The monthly mortgage payment for the typical U.S. home was $758 as of the end of last year
House payments continue to chew up more of homeowners’ paychecks. According to a Zillow analysis of mortgage and rent affordability, the monthly mortgage payment for the typical U.S. home was $758 as of the end of last year, a $68 increase from 2015. In terms of payments as a share of the median household income, owners spent 15.8 percent of their earnings on their mortgage in 2016, up from 14.7 percent the year before.

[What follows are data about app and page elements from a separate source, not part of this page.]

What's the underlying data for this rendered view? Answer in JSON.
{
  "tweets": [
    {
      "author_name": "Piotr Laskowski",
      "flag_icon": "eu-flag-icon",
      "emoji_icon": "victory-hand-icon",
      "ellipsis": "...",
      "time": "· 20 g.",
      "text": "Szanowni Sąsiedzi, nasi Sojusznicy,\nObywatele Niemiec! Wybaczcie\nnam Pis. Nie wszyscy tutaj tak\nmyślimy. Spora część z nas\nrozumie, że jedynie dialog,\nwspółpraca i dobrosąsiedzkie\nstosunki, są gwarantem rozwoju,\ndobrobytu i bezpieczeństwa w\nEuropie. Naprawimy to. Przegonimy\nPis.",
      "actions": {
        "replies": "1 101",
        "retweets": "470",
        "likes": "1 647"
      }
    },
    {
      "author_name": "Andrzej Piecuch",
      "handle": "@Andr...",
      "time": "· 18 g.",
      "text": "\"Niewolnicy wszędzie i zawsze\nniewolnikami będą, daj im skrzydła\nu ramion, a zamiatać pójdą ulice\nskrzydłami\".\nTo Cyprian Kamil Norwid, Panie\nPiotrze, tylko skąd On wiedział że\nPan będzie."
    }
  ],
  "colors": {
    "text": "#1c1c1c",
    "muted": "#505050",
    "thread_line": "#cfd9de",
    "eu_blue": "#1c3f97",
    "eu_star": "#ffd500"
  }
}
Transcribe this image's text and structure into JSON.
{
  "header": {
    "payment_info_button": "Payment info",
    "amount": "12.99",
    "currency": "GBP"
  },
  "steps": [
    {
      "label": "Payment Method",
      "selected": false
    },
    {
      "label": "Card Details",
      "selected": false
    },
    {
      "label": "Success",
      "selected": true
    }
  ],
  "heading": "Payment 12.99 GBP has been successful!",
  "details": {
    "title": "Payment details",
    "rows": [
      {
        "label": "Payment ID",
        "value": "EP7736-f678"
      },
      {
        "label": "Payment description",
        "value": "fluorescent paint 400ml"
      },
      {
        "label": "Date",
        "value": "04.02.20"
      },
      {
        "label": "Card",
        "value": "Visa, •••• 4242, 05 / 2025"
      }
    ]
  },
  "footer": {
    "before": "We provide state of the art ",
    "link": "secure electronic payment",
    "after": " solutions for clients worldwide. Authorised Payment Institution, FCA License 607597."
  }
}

While mortgage rates are creeping higher, increasing from around 3.5 percent in October 2016 to above 4 percent in February, the primary cause of the payment increase stems from home value appreciation. Zillow estimates that home appreciation accounts for $47 of the increase. Mortgage rates, however, are expected to steadily increase this year, and the Federal Reserve is slated to raise its key interest rate three or four times in 2017.

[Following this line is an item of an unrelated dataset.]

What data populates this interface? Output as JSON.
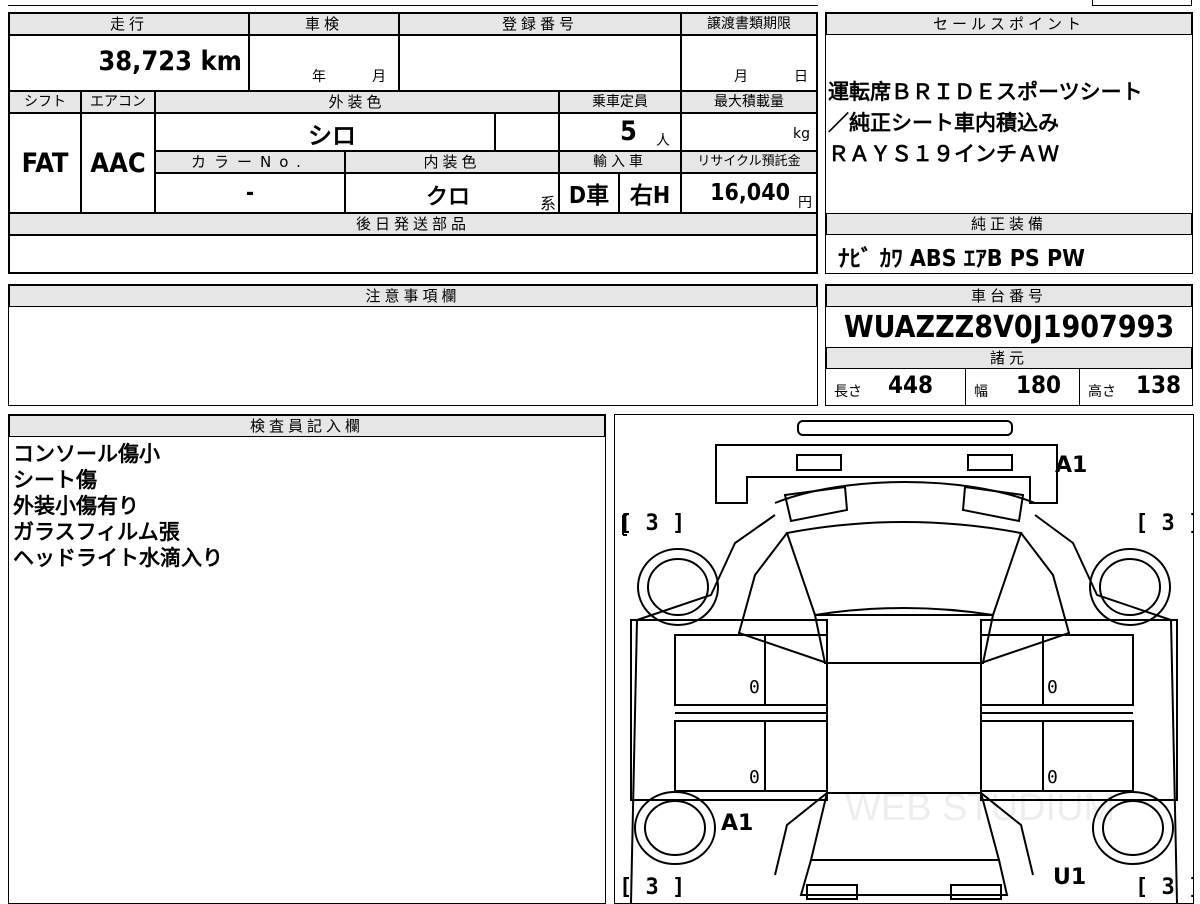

Several locales are more hamstrung than others, especially those in California’s largest markets. Typically, homeowners in Los Angeles, San Francisco, and San Jose spend more than 40 percent of their income on mortgage payments. San Diego is only marginally better, at 35 percent.

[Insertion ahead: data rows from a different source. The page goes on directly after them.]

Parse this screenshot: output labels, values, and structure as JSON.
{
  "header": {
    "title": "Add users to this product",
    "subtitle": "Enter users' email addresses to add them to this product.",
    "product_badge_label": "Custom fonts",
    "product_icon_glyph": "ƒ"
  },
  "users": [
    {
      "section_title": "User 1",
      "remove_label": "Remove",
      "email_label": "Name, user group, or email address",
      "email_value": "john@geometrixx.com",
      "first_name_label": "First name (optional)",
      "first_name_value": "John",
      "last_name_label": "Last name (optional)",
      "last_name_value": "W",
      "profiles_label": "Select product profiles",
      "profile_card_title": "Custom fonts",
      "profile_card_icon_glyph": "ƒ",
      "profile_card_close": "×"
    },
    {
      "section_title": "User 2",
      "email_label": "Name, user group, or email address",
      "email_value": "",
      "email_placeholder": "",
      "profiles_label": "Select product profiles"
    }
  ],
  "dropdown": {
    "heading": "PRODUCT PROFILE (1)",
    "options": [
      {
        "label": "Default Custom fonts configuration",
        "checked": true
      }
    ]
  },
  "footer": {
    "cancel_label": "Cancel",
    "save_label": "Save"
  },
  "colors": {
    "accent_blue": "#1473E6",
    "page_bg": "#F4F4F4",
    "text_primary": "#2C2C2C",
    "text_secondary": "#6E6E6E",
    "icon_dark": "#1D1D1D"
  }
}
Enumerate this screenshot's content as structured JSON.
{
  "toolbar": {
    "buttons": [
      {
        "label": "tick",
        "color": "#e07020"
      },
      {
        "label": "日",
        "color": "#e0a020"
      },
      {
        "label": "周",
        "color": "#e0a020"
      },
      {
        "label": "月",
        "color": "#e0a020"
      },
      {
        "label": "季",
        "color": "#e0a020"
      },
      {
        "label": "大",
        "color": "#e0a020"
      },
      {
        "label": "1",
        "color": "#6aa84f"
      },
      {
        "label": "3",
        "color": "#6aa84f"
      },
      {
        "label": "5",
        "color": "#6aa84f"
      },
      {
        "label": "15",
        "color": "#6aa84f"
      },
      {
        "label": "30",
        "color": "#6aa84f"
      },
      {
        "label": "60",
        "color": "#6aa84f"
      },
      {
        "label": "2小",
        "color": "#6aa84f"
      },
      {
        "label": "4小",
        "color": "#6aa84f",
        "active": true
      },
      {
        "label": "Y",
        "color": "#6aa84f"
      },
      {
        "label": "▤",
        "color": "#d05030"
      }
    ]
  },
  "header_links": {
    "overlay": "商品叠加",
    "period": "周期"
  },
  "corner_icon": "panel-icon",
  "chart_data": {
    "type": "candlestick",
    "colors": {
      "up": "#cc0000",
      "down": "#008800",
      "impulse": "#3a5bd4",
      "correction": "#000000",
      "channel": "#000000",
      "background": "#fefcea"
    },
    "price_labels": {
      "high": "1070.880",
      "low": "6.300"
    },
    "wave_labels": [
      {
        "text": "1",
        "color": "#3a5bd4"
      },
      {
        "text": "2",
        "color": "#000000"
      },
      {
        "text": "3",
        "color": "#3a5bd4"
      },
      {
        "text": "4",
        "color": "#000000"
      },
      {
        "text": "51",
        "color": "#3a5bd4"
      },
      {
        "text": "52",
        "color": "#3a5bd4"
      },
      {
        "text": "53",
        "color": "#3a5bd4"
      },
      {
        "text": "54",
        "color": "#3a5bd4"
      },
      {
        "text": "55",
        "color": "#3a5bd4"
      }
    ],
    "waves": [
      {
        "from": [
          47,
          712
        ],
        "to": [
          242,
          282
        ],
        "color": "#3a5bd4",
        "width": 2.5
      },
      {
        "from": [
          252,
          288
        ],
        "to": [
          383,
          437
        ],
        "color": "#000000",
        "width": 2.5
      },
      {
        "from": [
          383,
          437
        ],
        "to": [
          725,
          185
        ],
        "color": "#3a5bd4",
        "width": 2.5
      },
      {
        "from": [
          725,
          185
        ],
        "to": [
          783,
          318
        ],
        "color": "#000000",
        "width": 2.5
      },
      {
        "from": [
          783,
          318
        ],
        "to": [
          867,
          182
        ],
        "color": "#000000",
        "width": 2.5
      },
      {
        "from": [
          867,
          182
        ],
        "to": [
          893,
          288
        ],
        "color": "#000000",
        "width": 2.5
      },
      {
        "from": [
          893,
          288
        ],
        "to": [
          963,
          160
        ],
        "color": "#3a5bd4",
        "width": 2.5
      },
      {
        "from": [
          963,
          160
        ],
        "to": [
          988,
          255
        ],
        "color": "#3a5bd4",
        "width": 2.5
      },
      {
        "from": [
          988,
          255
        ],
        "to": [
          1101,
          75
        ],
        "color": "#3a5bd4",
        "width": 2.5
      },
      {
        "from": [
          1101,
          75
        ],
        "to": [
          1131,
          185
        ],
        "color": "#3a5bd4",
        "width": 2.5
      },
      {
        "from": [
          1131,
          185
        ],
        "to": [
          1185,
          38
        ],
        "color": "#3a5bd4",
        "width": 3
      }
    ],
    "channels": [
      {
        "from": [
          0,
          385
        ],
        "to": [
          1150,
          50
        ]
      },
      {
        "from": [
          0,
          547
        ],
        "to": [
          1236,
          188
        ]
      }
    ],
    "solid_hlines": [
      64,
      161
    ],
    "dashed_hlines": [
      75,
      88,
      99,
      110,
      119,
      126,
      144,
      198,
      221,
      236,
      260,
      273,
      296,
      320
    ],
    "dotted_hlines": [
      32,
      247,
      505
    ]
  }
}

Zillow’s findings may represent the end of a relatively economically friendly era for homeowners, rather than a shift toward homes being unaffordable. The current 15.8 percent rate of income put toward a mortgage is significantly lower than the 21 percent average between 1985 and 2000. Except for the big California markets, homeowners in most cities around the country, from Phoenix to Chicago to Philadelphia, have mortgage payments that account for a smaller share of their income today than they did at the turn of the last century.
Rent affordability is slightly different, as the average renter today spends 29.2 percent of his or her income on housing, up from the 25.8 percent that renters paid in 1985 to 2000. Rents have remained flat over the last year, however. In 2015, typical renters spent 29.4 percent of their income on housing.
“On the rental side, rent appreciation has slowed lately, giving renters’ incomes a chance to catch up, as many are already committing a larger share of their income to a monthly rental payment,” Zillow chief economist Dr. Svenja Gudell said in a statement.